In this courtroom drawing, Joaquin "El Chapo" Guzman, seated center, speaks to his attorney, Eduardo Balarezo, after a judge denied his request to speak directly to the court, Thursday, Feb. 15, 2018, in New York. The notorious Mexican drug lord and escape artist is eager to go to trial, his lawyer said Thursday after a U.S. judge set Sept. 5 for jury selection in his drug-trafficking case. Elizabeth Williams / AP Photo
In this courtroom drawing, Joaquin "El Chapo" Guzman, seated center, speaks to his attorney, Eduardo Balarezo, after a judge denied his request to speak directly to the court, Thursday, Feb. 15, 2018, in New York. The notorious Mexican drug lord and escape artist is eager to go to trial, his lawyer said Thursday after a U.S. judge set Sept. 5 for jury selection in his drug-trafficking case.
In this courtroom drawing, Joaquin "El Chapo" Guzman, seated center, speaks to his attorney, Eduardo Balarezo, after a judge denied his request to speak directly to the court, Thursday, Feb. 15, 2018, in New York. The notorious Mexican drug lord and escape artist is eager to go to trial, his lawyer said Thursday after a U.S. judge set Sept. 5 for jury selection in his drug-trafficking case.
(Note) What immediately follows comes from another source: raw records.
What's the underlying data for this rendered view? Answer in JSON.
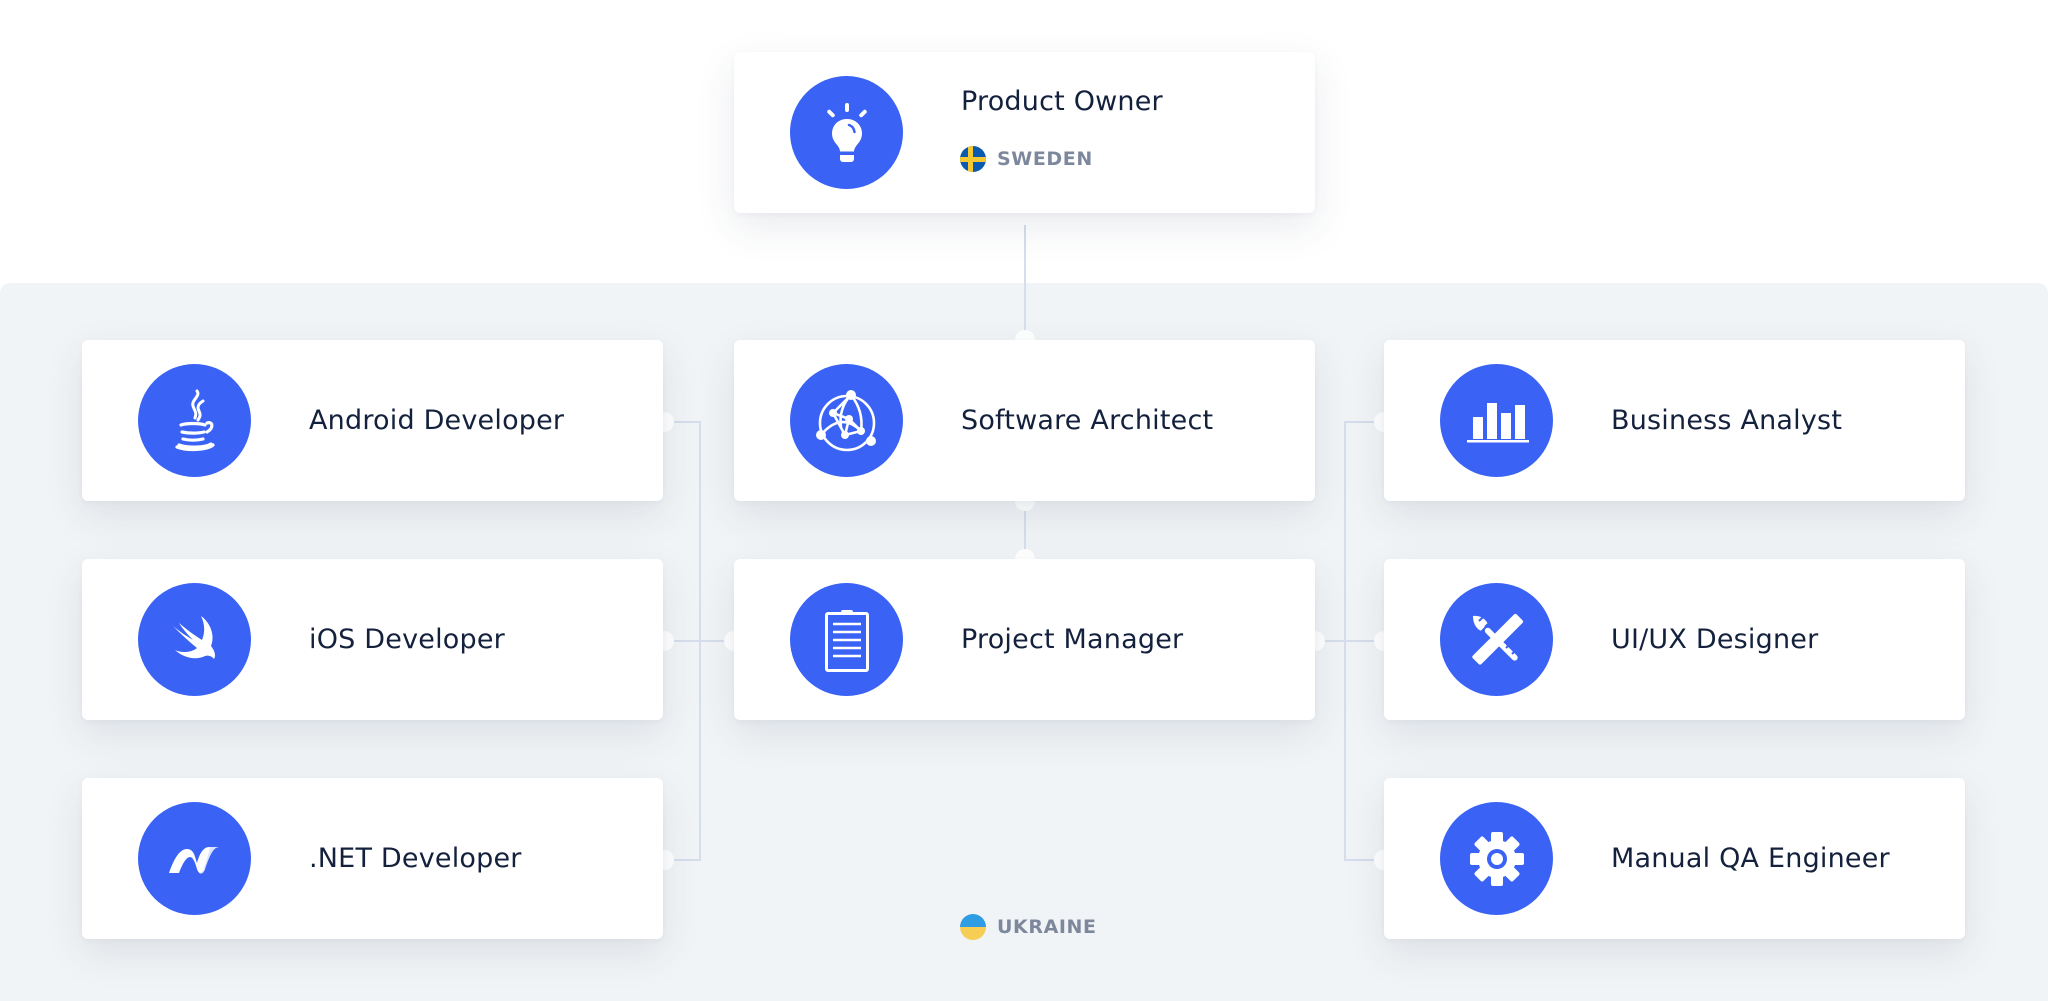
{
  "colors": {
    "accent": "#3a63f5",
    "panel_bg": "#f1f4f6",
    "card_bg": "#ffffff",
    "title_text": "#14213d",
    "country_text": "#7d889d",
    "connector": "#d6ddec"
  },
  "top": {
    "card": {
      "title": "Product Owner",
      "icon": "lightbulb-icon"
    },
    "country": {
      "label": "SWEDEN",
      "flag": "sweden-flag-icon"
    }
  },
  "team": {
    "country": {
      "label": "UKRAINE",
      "flag": "ukraine-flag-icon"
    },
    "left_column": [
      {
        "title": "Android Developer",
        "icon": "java-icon"
      },
      {
        "title": "iOS Developer",
        "icon": "swift-icon"
      },
      {
        "title": ".NET Developer",
        "icon": "dotnet-icon"
      }
    ],
    "center_column": [
      {
        "title": "Software Architect",
        "icon": "network-globe-icon"
      },
      {
        "title": "Project Manager",
        "icon": "clipboard-icon"
      }
    ],
    "right_column": [
      {
        "title": "Business Analyst",
        "icon": "bar-chart-icon"
      },
      {
        "title": "UI/UX Designer",
        "icon": "ruler-brush-icon"
      },
      {
        "title": "Manual QA Engineer",
        "icon": "gear-icon"
      }
    ]
  }
}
Elizabeth Williams / AP Photo

Chicago’s “Public Enemy Number One,” El Chapo, Accused of Bribing Mexican President $100 Million

Mexico’s billionaire drug lord Joaquín “El Chapo” Guzmán has been on trial in a federal courtroom in New York for months. He’s pled “not guilty” on 17 counts, including murder and money laundering charges in Chicago. The Chicago Crime Commission cited him as “Public Enemy Number One,” giving that title for the first time since Al Capone held it in 1930. The scale of El Chapo’s Sinaloa Cartel was revealed yesterday, when a witness described a moment in 2012 when then-President Enrique Peña Nieto received a $100 million bribe from the drug lord. Peña Nieto allegedly asked for $250 million but was negotiated down to the lower sum. Peña Nieto and another Mexican ex-president, Felipe Calderón, denied ever receiving money from El Chapo. Then-presidential candidate Donald Trump was notably received by Peña Nieto in Mexico in 2016. At the time, many argued Peña Nieto’s invitation justified Trump’s hard-line anti-Mexico policies. To discuss, we’re joined by Milena Ang, an assistant professor at the University of Chicago.